● WHAT THE TASK REQUIRES:
Would you tally how many lines in the records include the word "value"? Reply with the number only.

Stored items from a collection:
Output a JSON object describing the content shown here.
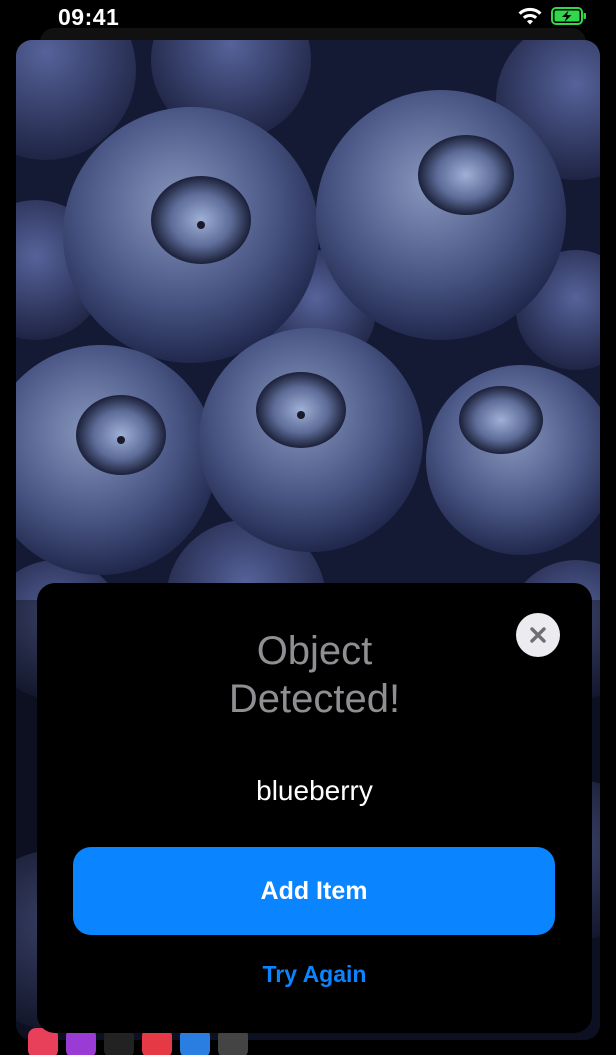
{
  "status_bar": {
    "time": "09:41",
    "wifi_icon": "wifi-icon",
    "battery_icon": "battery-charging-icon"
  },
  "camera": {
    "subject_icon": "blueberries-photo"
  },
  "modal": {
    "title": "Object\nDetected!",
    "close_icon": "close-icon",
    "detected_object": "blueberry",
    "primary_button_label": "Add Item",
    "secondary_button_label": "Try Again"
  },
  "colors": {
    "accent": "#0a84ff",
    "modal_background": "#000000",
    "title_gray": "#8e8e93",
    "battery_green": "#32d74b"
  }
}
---
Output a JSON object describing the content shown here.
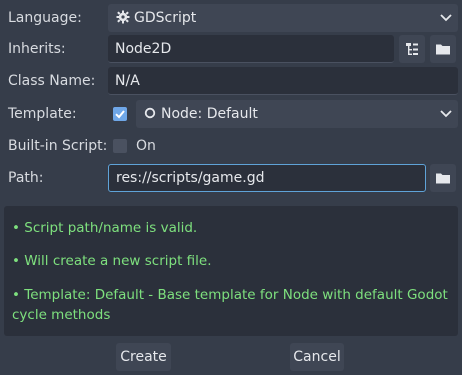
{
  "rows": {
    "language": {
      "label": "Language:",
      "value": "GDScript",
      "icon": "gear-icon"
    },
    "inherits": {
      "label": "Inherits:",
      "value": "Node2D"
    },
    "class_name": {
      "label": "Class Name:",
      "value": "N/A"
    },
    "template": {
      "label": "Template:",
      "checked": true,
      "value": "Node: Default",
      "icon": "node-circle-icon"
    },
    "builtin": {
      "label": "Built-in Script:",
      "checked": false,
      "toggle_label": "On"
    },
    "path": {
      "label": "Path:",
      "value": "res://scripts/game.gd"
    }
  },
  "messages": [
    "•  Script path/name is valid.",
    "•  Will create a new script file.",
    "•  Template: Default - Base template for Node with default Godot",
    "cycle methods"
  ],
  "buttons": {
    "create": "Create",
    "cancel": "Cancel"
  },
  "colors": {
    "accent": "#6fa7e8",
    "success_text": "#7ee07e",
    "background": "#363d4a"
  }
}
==
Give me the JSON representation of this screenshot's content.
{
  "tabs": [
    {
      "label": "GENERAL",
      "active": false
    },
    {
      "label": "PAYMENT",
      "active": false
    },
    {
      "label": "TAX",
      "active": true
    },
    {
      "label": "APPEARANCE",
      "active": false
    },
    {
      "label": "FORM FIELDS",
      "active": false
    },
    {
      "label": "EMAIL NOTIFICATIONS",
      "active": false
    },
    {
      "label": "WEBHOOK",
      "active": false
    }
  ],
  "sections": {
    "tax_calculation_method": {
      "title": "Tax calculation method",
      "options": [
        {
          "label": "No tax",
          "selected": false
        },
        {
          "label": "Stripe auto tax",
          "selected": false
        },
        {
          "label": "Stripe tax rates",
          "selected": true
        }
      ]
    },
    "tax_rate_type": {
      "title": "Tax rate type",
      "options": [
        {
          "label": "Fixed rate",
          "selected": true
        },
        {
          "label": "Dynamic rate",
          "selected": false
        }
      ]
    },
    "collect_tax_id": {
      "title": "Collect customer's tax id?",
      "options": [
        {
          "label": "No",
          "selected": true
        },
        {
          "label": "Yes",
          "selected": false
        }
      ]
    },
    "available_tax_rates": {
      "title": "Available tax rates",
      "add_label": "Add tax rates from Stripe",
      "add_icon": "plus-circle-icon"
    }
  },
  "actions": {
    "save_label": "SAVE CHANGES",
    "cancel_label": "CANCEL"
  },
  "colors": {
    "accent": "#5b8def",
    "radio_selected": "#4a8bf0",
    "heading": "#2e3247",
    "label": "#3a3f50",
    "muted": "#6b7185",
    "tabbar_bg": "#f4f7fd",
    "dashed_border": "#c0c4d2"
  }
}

● SOLUTION TO THE PROBLEM:
5